  5. Set overtime level is claimed at Christmas, even if there is no need for any additional hours and no extra hours are worked.
  6. An additional two hour payment on Easter Saturday – regardless of whether any work required.
  7. No flexibility between different parts of the same sorting office – if an employee sorts letters for a particular postcode, they will not sort for the adjacent postcode, even though both activities are often in the same room.
  8. Signing in and out for a shift on arrival – so that no record of actual hours worked exists.
  9. Collection drivers expect overtime pay for doing collections outside usual route – even if it is done within usual working hours.
  10. Overtime to cover for an absent colleague – a full day is claimed, even if only half day needed and worked.
  11. Ban on any cross functional working, even of similar tasks under the same roof.
  12. Additional meal and grace breaks as custom and practice.

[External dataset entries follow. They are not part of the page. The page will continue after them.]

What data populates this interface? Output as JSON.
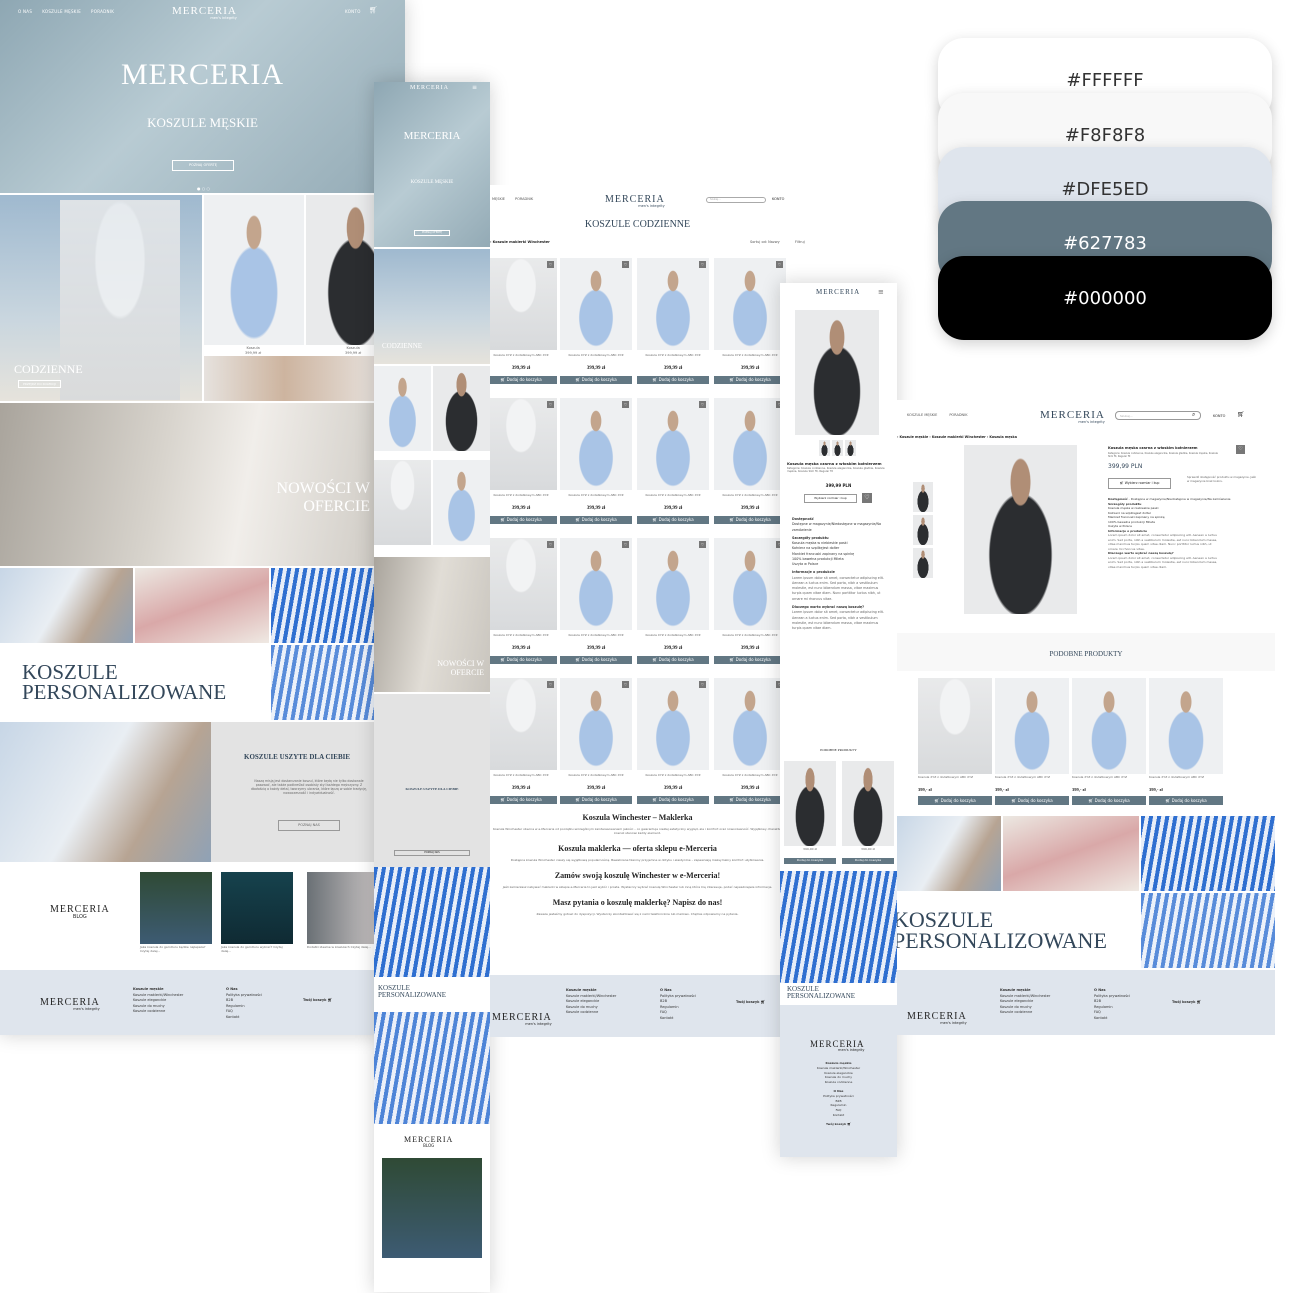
{
  "palette": [
    "#FFFFFF",
    "#F8F8F8",
    "#DFE5ED",
    "#627783",
    "#000000"
  ],
  "brand": {
    "name": "MERCERIA",
    "tagline": "men's integrity",
    "blog": "BLOG"
  },
  "home": {
    "nav": [
      "O NAS",
      "KOSZULE MĘSKIE",
      "PORADNIK"
    ],
    "account": "KONTO",
    "hero_title": "MERCERIA",
    "hero_subtitle": "KOSZULE MĘSKIE",
    "hero_button": "POZNAJ OFERTĘ",
    "category_title": "CODZIENNE",
    "category_button": "PRZEJDŹ DO KOLEKCJI",
    "product_labels": [
      {
        "name": "Koszula",
        "price": "399,99 zł"
      },
      {
        "name": "Koszula",
        "price": "399,99 zł"
      }
    ],
    "new_title": "NOWOŚCI W OFERCIE",
    "personal_title_1": "KOSZULE",
    "personal_title_2": "PERSONALIZOWANE",
    "tailored_title": "KOSZULE USZYTE DLA CIEBIE",
    "tailored_text": "Naszą misją jest dostarczanie koszul, które będą nie tylko doskonale pasować, ale także podkreślać osobisty styl każdego mężczyzny. Z dbałością o każdy detal, tworzymy ubrania, które łączą w sobie tradycję, nowoczesność i indywidualność.",
    "tailored_button": "POZNAJ NAS",
    "blog_posts": [
      "Jaka koszula do garnituru będzie najlepsza? Czytaj dalej...",
      "Jaka koszula do garnituru wybrać? Czytaj dalej...",
      "Dodatki idealne w koszulach Czytaj dalej..."
    ]
  },
  "footer": {
    "col1_title": "Koszule męskie",
    "col1": [
      "Koszule maklerki/Winchester",
      "Koszule eleganckie",
      "Koszule do muchy",
      "Koszule codzienne"
    ],
    "col2_title": "O Nas",
    "col2": [
      "Polityka prywatności",
      "B2B",
      "Regulamin",
      "FAQ",
      "Kontakt"
    ],
    "cart": "Twój koszyk"
  },
  "category": {
    "nav": [
      "MĘSKIE",
      "PORADNIK"
    ],
    "search_placeholder": "Szukaj...",
    "account": "KONTO",
    "title": "KOSZULE CODZIENNE",
    "breadcrumb": "› Koszule maklerki Winchester",
    "sort": "Sortuj od: Nazwy",
    "filter": "Filtruj",
    "product_name": "Koszula XYZ z dodatkowym ABC XYZ",
    "product_price": "399,99 zł",
    "add_to_cart": "Dodaj do koszyka",
    "seo": [
      {
        "h": "Koszula Winchester – Maklerka",
        "p": "Koszula Winchester obecna w e-Merceria od początku szczególnym zainteresowaniem jakości – co gwarantuje niezłej estetyczny wygląd, ale i komfort oraz nowoczesność. Wyjątkowy charakter koszuli stanowi każdy element."
      },
      {
        "h": "Koszula maklerka — oferta sklepu e-Merceria",
        "p": "Dostępna koszula Winchester cieszy się wyjątkową popularnością. Bawełniane tkaniny przyjemne w dotyku i elastyczne – zapewniają maksymalny komfort użytkowania."
      },
      {
        "h": "Zamów swoją koszulę Winchester w e-Merceria!",
        "p": "Jeśli zamierzasz nabywać maklerki w sklepie e-Merceria to jest wybór i prosta. Wystarczy wybrać koszulę Winchester lub inną która Cię interesuje, podać najważniejsze informacje."
      },
      {
        "h": "Masz pytania o koszulę maklerkę? Napisz do nas!",
        "p": "Zawsze jesteśmy gotowi do dyspozycji. Wystarczy skontaktować się z nami telefonicznie lub mailowo. Chętnie odpowiemy na pytania."
      }
    ]
  },
  "product": {
    "nav": [
      "KOSZULE MĘSKIE",
      "PORADNIK"
    ],
    "search_placeholder": "Szukaj...",
    "account": "KONTO",
    "breadcrumb": "› Koszule męskie › Koszule maklerki Winchester › Koszula męska",
    "name": "Koszula męska czarna z włoskim kołnierzem",
    "categories": "Kategorie: Koszule codzienne, Koszule eleganckie, Koszule gładkie, Koszule męskie, Koszule Slim fit, Regular fit",
    "price": "399,99 PLN",
    "select_size": "Wybierz rozmiar i kup",
    "store_note": "Sprawdź dostępność produktu w magazynie. Jeśli w magazynie brak koloru.",
    "availability_label": "Dostępność",
    "availability": "Dostępne w magazynie/Niedostępne w magazynie/Na zamówienie",
    "details_title": "Szczegóły produktu",
    "details": [
      "Koszula męska w niebieskie paski",
      "Kołnierz na szpilkęjest dolter",
      "Mankiet francuski zapinany na spinkę",
      "100% bawełna produkcji Mileta",
      "Uszyta w Polsce"
    ],
    "info_title": "Informacje o produkcie",
    "info_text": "Lorem ipsum dolor sit amet, consectetur adipiscing elit. Aenean a luctus enim. Sed porta, nibh a vestibulum molestie, est nunc bibendum massa, vitae maximus turpis quam vitae diam. Nunc porttitor luctus nibh, ut ornare mi rhoncus vitae.",
    "why_title": "Dlaczego warto wybrać naszą koszulę?",
    "why_text": "Lorem ipsum dolor sit amet, consectetur adipiscing elit. Aenean a luctus enim. Sed porta, nibh a vestibulum molestie, est nunc bibendum massa, vitae maximus turpis quam vitae diam.",
    "similar_title": "PODOBNE PRODUKTY",
    "similar_name": "Koszula XYZ z dodatkowym ABC XYZ",
    "similar_price": "399,- zł",
    "mobile_price": "399,00 zł"
  }
}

If you felt sorry for them before then I don’t see how you can now. Royal Mail, now a private company fighting for survival since it lost its cushy monopoly, should at this point be firing those on strike in blocks of 100 and rehiring from the pool of migrant workers who are only too happy to work twice as hard and for half as much. Want job security? Don’t fuck over your employer then. How is it difficult to see the logic in that?


Crossrail gets the green signal

BBC NEWS | England | London | Crossrail gets the green signal – oh look, Gordon Brown has announced funding for a major public transport project the day before the weekend that he’s tipped to decide whether or not to hold a general election, his party having previously announced it on the eves of both the 2001 and 2005 general elections. Imagine that.

Crossrail, although undoubtedly needed, is however a bit of a red herring. Most of the new route has already been built and has been in use for many decades. For the most part, the new trains will run on existing lines. The part that needs to be built, that will use up most of the £16bn, and will undoubtedly go over time and budget as all the usual suspects (consultants, New Labour cronies, etc.) jump on the gravy train is the tunnel under the centre of London. It really isn’t like they’re building a brand new east to west rail route through London, so the £16bn price tag and the planned timescale (over a decade from now) does seem a bit hefty. One has to wonder how far £16bn would go towards building one of the many shelved proposals to improve the urban motorway network in London, political correctness over climate change notwithstanding.

In any case it isn’t right that a new public transport project, which the commuting public cries out for every day of their lives as they are packed onto their sardine tins on a railway network that hasn’t seen any significant expansion since the second world war, is used as a shiny election badge. New Labour have had ten years to do something about the railway network in this country and they’ve fucked it up at every opportunity, except of course when it suits them.